The world is waiting for the results of Europe’s top medical regulator’s inquiry into whether the AstraZeneca coronavirus vaccine is related to a small number of blood clots identified in people around the continent.
The expert committee of the European Medicines Agency is due to release the conclusions of its investigation later Thursday.
After reports of unexplained blood clots in some people among the 17 million who have received at least one dose in Europe, more than a dozen countries, including Germany, France, Spain, and Italy, suspended immunization using the AstraZeneca COVID-19 vaccine earlier this week. Both the European Medicines Agency and the World Health Organization have stated that there is no current evidence that the vaccine was to blame, and that the benefits of vaccination greatly outweighed the risk of getting vaccinated. AstraZeneca said it found no evidence of an increased risk of blood clots in any age group or gender in any country after reviewing its COVID-19 immunization results.
On Tuesday, EMA executive director Emer Cooke confirmed that the protection of the vaccine was the agency’s top priority, and that the agency would consider issues such as whether additional alerts for the AstraZeneca vaccine were required. COVID-19 continues to take a regular toll across the continent, she said, and vaccines are vital to halting its spread.
“We are concerned that there could be a negative impact on vaccine trust,” she said. “However, it is our responsibility to ensure that the goods we approve are secure, and that we can be trusted by European citizens.”
The suspension of vaccinations using the AstraZeneca vaccine comes as COVID-19 spreads throughout Europe and Britain faces significant delays in vaccine deliveries. Thousands of new cases every day have prompted new lockdown measures in Italy, increased hospitalizations in France, and prompted German officials to announce the start of the third COVID-19 wave.
According to data released this week by the European Centers for Disease Prevention and Control, there are approximately 7 million unused AstraZeneca vaccines across the EU’s 27 member states.
The German government defended its decision to halt the use of the AstraZeneca vaccine, claiming that it was made after consulting experts.
Although some may be concerned, government spokeswoman Ulrike Demmer told reporters in Berlin on Wednesday that the change should be seen as proof that “trust in our control mechanisms is justified.”
She added, “That’s why this measure could also reinforce confidence” in vaccines. “Problems are taken seriously and investigated.
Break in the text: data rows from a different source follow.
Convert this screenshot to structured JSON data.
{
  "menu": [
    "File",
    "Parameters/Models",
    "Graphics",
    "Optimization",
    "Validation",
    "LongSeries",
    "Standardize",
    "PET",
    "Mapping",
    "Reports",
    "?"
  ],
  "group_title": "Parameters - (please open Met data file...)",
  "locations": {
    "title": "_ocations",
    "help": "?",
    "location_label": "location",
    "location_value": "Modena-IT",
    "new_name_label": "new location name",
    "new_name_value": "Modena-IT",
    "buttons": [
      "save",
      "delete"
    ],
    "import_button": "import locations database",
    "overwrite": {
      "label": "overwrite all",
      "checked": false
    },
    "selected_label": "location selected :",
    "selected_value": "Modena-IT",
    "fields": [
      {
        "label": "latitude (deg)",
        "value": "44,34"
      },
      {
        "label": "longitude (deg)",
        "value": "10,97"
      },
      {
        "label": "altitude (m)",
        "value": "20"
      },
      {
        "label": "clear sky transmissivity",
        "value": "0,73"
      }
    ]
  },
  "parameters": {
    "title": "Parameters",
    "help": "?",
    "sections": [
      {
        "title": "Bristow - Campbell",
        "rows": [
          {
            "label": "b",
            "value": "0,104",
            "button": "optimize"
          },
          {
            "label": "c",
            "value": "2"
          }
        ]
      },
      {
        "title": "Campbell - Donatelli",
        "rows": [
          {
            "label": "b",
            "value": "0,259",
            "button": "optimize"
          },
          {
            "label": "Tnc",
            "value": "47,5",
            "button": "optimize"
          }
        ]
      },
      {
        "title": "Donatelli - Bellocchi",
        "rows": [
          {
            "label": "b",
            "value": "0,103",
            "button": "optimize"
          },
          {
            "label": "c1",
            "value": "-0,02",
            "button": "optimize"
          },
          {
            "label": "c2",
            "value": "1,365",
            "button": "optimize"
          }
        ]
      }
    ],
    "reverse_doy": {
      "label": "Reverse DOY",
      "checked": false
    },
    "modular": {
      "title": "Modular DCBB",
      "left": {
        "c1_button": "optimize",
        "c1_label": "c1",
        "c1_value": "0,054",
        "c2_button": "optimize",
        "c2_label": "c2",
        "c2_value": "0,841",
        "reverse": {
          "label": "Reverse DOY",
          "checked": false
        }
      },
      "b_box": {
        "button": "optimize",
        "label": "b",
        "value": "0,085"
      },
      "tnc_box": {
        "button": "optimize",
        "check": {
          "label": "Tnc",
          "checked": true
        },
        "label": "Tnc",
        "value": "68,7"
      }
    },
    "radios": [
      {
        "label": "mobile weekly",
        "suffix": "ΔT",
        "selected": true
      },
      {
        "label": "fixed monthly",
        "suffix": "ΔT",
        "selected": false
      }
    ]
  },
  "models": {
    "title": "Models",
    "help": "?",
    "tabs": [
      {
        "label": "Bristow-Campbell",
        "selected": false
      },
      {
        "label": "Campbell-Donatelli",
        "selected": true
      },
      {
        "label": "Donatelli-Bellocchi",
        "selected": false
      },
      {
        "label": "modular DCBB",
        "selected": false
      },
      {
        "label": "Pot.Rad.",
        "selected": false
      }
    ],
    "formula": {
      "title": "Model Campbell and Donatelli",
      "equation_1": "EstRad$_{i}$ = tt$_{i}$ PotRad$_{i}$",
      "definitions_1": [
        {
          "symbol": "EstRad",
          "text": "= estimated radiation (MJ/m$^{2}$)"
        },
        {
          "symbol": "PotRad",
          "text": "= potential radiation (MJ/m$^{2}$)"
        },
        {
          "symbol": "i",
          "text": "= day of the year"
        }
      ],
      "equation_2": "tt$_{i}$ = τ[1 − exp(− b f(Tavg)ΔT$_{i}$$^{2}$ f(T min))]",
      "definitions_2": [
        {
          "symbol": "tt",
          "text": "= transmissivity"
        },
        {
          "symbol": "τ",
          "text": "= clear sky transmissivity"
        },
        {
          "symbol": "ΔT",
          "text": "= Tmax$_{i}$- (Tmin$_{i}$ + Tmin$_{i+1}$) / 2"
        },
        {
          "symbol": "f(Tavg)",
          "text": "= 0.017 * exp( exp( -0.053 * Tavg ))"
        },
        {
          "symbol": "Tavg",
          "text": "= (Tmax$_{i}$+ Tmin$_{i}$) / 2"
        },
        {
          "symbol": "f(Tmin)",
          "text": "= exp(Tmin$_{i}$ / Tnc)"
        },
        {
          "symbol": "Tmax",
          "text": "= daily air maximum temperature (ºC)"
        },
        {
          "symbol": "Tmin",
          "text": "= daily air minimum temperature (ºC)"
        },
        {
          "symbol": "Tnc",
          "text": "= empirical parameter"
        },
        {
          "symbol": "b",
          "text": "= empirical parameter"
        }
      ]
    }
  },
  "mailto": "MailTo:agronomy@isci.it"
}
And if these issues are resolved, a vaccine may be used without hesitation once more.”
According to Health Ministry spokesman Hanno Kautz, Germany will depend on the EMA’s decision on how to proceed.
“It is evident that the EMA decision is binding, and we will, of course, comply with the EMA decision,” Kautz said.
Scientists foresee some significant health problems and deaths as vaccinations are widely administered, simply because tens of millions of people will be taking the shots. It’s impossible to say if the vaccine is to blame because the people who get inoculated first are the ones who are most vulnerable to the coronavirus.
However, since none of the COVID-19 vaccines have long-term evidence, any possible indication of trouble must be thoroughly investigated.
Since clinical trials include only tens of thousands of patients, highly unusual side effects are often not discovered until vaccines have been used by millions of people, long after they have been approved. For example, it took nearly a year for European officials to note a spike in narcolepsy in children and adolescents who received the GlaxoSmithKline vaccine following the 2009 swine flu pandemic.
In the Philippines, the government was forced to halt its national dengue vaccination program with a new vaccine developed by Sanofi Pasteur after more than 130 children who had been immunized died after about a year. It turned out that the vaccine exacerbated the symptoms of dengue fever in children who had never been infected before.
Michael Head, a senior research fellow in public health at the University of Southampton, said, “It’s right to examine any possible signs of issues, but you can do it when you continue immunization.” “We can see coincidental clusters of conditions due to the millions of doses being administered,” he said. “It won’t be much of a rollout if we delay the vaccine rollout every time there’s a potential signal.”